Drake Doremus: Yes, the movie really started from wanting to explore some feelings and ideas l had about relationships and long-distance relationships. It's very personal for me, in many ways. I just wanted to tell an honest version of what I have experienced in my life. Anton [Yelchin] and Felicity [Jones] really bought into that and, we, together, made the film.
LT: You start the story in this really romantic space, and then you just throw them apart. Could you talk about the difference in how you crafted the story? From our understanding the script itself was actually a treatment.
DD: Yes, I worked from an outline, or "scriptment," if you will. We'd write fifty pages and figure out exactly what happens in the story, but there's no actual dialogue in the outline. We'd try to find that organically, through the process of rehearsal and shooting the film.
LT: So there was a lot of improv in there. How did that process go? Did you have a lot of rehearsal time?
DD: We only had about a week, Anton and Felicity only met about a week before we started shooting so we had to jump in right away.

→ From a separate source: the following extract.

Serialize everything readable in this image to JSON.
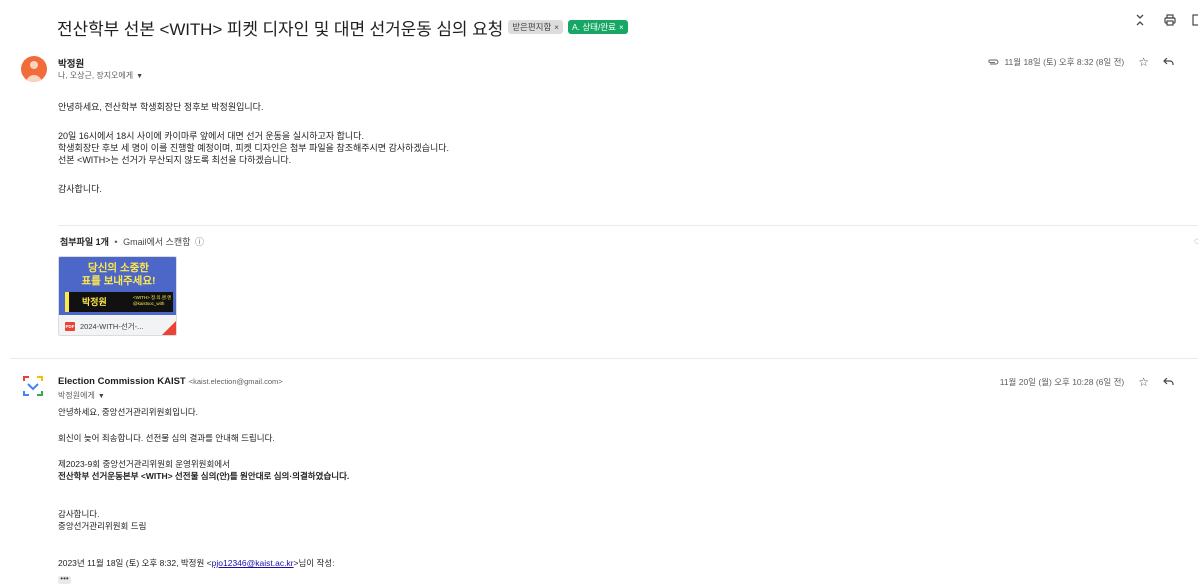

They had to trust each other, learn the characters and learn what was going on. It was really fast, but in that week, we really immersed ourselves and they checked themselves at the door. I asked them if they had any boundaries during the process, and they didn't. They really did become Jacob and Anna for a month. And that's what I really wanted to do—explore the idea of doing this as real as possible and making it not feel like there are actors or a camera. It's just an exploration of characters essentially.
LT: How specific did you get in that scriptment? In terms of object work, or what they would talk about...the memories...were you very specific or did you let them come up with some of those specifics as they were working?
DD: We were really specific, but there are lots of things you can't be specific about that are magical that you have to let happen. There are so many things, so many quiet moments, where they're sort of looking at each other, and it's silent. Those are my favorite moments in the film because that's still in the improvisational moment even though people aren't talking. For instance, in the scene when Jacob's talking about the Ahi boat in Catalina and talking about taking her and that he likes tuna. In the script it will say something to the effect of "Anna's really upset, she's leaving tomorrow, but she doesn't want to talk about it. Jacob sees two people playing football on the beach and starts making fun of them to try to cheer her up." Which we shot, but that didn't feel right. So we changed it up and went with the Ahi thing. Things just constantly evolve until it feels right.
LT: What struck you most, in this process, as a surprise that the actors came up with? Was there a moment where you didn't see it going one way, and realized...oh my, this is even more true than I'd even imagined?
DD: Every day they would lose themselves in the scene and it was always exciting to watch them do the first take and have it be very "actorly," and then for them to really kind of forget about it. To just choose the objectives, choose the subtext, lose yourself in the moment and just let it happen. They were amazing once they got on that roll together. They became really good friends and it was a really intimate shooting. I mean, there was nobody in the room, it's the DP [Director of Photography], me and the sound guy and everyone's gone. I mean, it really is fundamentally simple in that sense.
LT: Working in the improv environment, how specific were you with the DP? Did you have any kind of storyboard in terms of camera angles you wanted to get for him, or did you rely on his eye to pick up certain things as they started to go in that direction?
DD: Everything was shot listed, but I'm constantly moving the camera around in the middle of a scene. Whenever I'd see something I'd nudge him, or we'd look at each other and he'd move it. But the things that are most stylized in the film are the time transitions, where there's a time lapse, or we go to six months later, but it's in the same room. Things like that we storyboarded because we wanted those moments to be the most stylized moments in the film. But everything else, we're feeling. But then again, we'll change it up if it doesn't feel right. Every day we'd just push each other to do the best work we can, and because of that, if it doesn't feel right, we just have to tell each other. And from the DP to the actors, we all did that.
LT: Did anything in the story change because of that? Was there something like...oh, now we have to do this instead?
DD: Originally, they stayed together the entire time and we added the visa last minute. No, I'm just kidding! I'm really proud of mapping the story out really specifically, because it really frees the actors up to not have to worry about trying to tell the story to the audience, or through exposition, so they can just lose themselves in the moment and the story will tell itself because we've thought about it so much. Everything was really planned out in that sense.
LT: One of the things that really struck us about the film was that, while watching it, it just felt really real. It didn't feel like they were trying to over-communicate things. Did you have to pull them back at any point? Were they trying too hard to express who their characters were, or was it just easy to just fall into that subtlety?
DD: Yes, every first take is that way. Then it's a stripping down process, where we distill it almost. The first take needs to be that, it needs to be very expository because it's scaffolding. And then they realize it, and they know, and they can feel the beats and then, before you know it, the scene works just as well without any dialogue, but it still says the same thing. It's always stripping down. The first take is always twenty minutes long and then the last take is two.